"As Labour has already said, it is becoming increasingly clear that we need a cross-party approach to identify the resources required for future flood defences. And we must ensure that any investment programme remains secure beyond the life of one Parliament."
Green Party leader Natalie Bennett said the PM's response was "wholly inadequate" and showed he had not "grasped the reality of the climate change we're already experiencing".
She joined Committee on Climate Change chairman Lord Deben in calling for urgent action to prevent housing being built in flood-risk areas.
The Met Office said rain overnight would be much lighter than the recent downpours but Storm Frank - the sixth of the season - would arrive by the next evening.
It has issued amber warnings with up to 40mm of persistent rain expected widely across Northern Ireland, west and south-west Scotland, Wales and north-west England - flooded by Storm Desmond - by Wednesday.
Twice that is possible - 80mm - over high ground, with some exposed areas in south-west Scotland and Cumbria warned they could be hit by 100-150mm.
It said the conditions were "not unusual for this time of year" and was comparable with the storms of the winter of 2013-14.
Met Office chief meteorologist Will Lang said: "Everyone should be aware of the potential for disruption in places from further flooding and the impacts of the gales to transport."
Justin Balcombe, KPMG'S UK head of general insurance management consulting, said: "The scale of the flooding over the last few weeks has seen communities across large sections of northern England, Wales, Scotland and Ireland severely impacted.
"In 2007 when a similar pattern of flooding hit, total insured claims were £3.2bn, however, we consider that the actual financial impact far exceeded this. We are assessing this month's events through a number of economic lenses, resulting in an initial total cost estimate of £5-£5.8bn."
This broke down into costs to different sectors such as the insurance sector, businesses, individuals, communities and government.
Costs will include insured losses of up to £1.5bn - the estimated cost of claims to be made by insured homeowners and businesses.
Meanwhile the cost of under insurance was likely to be £1bn. The limits on many insurance policies mean they are inadequate for covering the full loss. This is driven in part by homeowners still feeling the effects of the recession and reducing insurance premium spend and coverage.
In addition, given the post-Christmas timing, homeowners will have indirectly increased their contents values with presents and food, and while several policies provide for such an uplift, many do not.
Fire crews in Pickering, North Yorkshire, used a ladder and drag sheets to rescue a dog which had been in a swollen river for more than four hours.
In West Yorkshire, motorists have been warned "in the strongest possible terms" that they are risking their lives by ignoring closed signs and using a bridge which has been declared structurally unsafe due to the flooding.
Leeds City Council took the decision to close Linton Bridge, which carries traffic between the villages of Collingham and Linton, north of Leeds, when flooding of the River Wharfe made it structurally unsafe.

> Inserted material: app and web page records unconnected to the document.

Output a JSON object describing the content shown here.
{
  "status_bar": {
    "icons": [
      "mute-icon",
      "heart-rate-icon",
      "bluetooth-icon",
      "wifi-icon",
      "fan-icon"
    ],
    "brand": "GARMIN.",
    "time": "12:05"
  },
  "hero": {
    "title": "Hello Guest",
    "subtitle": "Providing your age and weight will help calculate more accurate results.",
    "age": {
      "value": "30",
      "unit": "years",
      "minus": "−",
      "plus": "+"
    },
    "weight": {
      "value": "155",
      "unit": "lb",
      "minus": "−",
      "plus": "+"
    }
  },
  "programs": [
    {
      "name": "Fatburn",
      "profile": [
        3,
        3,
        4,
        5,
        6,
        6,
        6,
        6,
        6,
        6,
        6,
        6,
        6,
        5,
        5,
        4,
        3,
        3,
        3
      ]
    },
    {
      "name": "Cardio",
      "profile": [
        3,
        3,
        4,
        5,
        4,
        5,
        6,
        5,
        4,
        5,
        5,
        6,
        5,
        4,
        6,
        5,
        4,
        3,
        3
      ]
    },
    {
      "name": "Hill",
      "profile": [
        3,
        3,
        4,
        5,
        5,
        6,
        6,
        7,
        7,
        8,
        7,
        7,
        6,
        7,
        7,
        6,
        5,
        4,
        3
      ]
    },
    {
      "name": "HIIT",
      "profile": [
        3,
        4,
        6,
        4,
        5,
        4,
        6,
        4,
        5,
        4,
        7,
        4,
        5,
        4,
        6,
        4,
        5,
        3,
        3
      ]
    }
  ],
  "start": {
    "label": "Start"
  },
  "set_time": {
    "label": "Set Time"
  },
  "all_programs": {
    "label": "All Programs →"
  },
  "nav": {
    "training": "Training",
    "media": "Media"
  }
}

But drivers have been manoeuvring their way around temporary safety barriers.
The council said it would now fence off the structure.
Council leader Judith Blake said: "I would urge people to in the strongest possible terms to stay away from the bridge. No journey is worth risking your life for."